Task objective: Search the material below for "selected" and copy every line where it occurs.

++++ Material for the task ++++

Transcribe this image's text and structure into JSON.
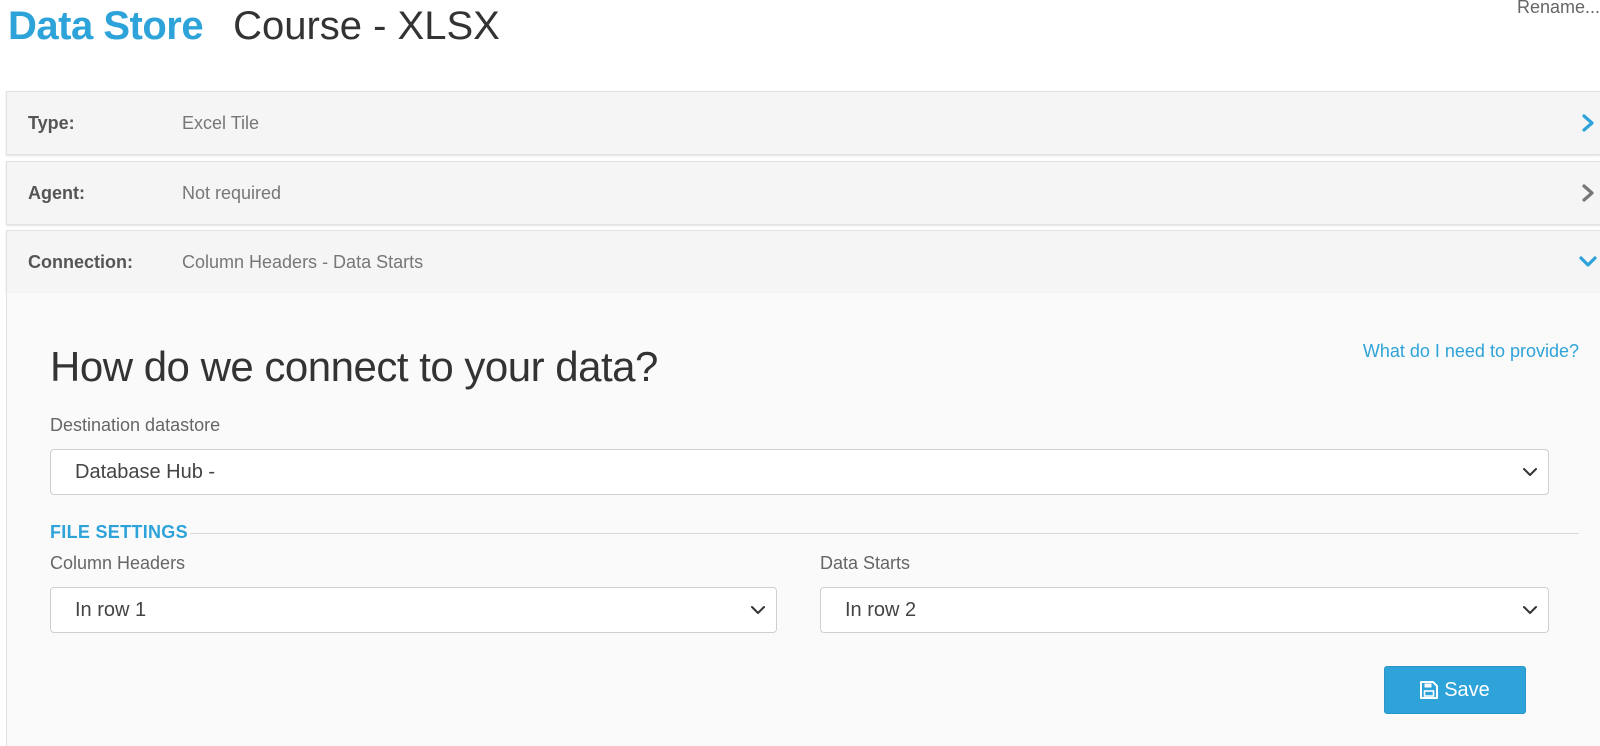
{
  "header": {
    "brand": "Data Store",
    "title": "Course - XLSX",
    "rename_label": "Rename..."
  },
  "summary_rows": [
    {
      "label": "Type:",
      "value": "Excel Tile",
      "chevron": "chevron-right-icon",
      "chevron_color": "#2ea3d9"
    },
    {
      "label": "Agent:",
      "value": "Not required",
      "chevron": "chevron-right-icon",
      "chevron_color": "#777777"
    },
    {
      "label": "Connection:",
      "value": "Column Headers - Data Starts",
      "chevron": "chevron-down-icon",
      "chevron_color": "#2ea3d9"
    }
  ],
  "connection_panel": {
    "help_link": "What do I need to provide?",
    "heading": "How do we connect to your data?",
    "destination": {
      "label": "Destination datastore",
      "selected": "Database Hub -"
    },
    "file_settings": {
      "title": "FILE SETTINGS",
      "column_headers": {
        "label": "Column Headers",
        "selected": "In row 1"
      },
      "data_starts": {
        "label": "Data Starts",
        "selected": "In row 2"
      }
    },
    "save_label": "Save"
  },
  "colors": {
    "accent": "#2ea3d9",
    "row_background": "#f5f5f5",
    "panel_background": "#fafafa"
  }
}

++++

Problem solution:
      "selected": "Database Hub -"
        "selected": "In row 1"
        "selected": "In row 2"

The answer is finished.